### DATA FOR THIS TASK:
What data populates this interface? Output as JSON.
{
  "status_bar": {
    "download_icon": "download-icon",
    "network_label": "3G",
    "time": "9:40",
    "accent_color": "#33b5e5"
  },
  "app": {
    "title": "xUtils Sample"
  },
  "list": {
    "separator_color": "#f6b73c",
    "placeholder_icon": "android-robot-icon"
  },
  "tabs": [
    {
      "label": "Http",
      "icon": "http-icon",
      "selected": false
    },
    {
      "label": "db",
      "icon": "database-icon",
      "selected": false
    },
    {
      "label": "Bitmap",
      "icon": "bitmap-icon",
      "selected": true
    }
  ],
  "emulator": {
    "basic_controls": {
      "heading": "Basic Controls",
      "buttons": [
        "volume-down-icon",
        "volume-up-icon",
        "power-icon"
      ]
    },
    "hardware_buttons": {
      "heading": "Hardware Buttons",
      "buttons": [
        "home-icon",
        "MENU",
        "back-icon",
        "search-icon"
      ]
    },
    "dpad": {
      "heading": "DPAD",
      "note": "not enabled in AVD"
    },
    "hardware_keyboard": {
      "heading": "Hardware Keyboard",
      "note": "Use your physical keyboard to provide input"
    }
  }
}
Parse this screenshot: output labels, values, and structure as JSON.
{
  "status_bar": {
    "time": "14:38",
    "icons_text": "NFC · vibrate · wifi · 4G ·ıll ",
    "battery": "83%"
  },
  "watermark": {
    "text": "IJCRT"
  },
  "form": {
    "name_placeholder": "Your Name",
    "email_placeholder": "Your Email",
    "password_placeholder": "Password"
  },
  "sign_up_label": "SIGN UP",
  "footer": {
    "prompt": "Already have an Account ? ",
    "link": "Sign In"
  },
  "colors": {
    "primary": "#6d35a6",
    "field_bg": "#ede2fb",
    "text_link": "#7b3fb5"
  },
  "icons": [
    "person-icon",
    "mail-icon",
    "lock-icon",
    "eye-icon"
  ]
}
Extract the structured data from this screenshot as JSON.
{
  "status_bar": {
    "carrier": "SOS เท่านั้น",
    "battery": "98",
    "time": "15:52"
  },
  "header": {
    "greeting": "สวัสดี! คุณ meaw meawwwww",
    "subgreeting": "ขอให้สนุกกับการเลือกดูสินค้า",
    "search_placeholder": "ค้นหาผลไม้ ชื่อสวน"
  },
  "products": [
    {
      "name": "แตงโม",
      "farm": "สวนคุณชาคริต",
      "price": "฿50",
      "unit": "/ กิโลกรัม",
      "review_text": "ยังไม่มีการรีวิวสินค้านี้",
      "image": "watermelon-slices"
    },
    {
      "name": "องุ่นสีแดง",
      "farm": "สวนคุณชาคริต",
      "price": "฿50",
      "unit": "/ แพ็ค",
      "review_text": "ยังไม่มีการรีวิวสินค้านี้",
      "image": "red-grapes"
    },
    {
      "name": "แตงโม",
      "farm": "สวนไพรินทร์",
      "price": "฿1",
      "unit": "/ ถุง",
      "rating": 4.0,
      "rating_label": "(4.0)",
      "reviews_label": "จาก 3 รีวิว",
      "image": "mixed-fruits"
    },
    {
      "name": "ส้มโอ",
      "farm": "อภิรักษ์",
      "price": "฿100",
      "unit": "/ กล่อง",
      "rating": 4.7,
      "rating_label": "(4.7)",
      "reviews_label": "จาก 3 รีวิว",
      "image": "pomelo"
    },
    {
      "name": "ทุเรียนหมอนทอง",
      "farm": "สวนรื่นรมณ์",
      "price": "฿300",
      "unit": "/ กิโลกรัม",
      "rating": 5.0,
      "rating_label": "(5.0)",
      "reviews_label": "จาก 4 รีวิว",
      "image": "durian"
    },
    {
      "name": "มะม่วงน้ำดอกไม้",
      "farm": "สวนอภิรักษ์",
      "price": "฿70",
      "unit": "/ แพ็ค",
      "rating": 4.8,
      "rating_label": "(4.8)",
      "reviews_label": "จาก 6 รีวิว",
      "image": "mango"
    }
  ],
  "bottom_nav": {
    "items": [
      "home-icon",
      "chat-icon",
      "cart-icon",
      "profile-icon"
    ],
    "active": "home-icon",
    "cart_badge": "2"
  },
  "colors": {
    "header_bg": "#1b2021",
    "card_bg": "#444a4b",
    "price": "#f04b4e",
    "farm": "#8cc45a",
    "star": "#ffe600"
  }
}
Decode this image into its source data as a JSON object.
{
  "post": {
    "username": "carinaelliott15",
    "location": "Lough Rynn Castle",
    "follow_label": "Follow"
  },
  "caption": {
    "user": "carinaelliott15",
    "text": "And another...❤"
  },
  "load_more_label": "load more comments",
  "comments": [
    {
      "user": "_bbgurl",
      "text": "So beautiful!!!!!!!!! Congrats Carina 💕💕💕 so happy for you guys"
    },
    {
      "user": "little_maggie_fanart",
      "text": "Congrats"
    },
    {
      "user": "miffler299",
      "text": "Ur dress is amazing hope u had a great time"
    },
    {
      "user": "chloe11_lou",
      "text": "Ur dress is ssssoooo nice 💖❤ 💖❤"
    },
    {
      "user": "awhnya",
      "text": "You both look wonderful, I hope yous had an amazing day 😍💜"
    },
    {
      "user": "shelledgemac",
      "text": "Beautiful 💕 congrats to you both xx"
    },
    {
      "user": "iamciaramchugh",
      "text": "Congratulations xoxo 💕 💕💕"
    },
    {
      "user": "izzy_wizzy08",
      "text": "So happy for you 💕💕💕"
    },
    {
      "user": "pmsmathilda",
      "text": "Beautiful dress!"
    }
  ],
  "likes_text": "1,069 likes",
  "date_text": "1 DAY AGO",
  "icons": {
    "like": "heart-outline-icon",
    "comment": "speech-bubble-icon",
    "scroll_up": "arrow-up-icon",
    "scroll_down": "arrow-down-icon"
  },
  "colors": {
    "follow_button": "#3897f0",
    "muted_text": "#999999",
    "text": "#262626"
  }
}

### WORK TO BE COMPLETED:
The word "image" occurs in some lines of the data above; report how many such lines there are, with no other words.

### RESULT:
7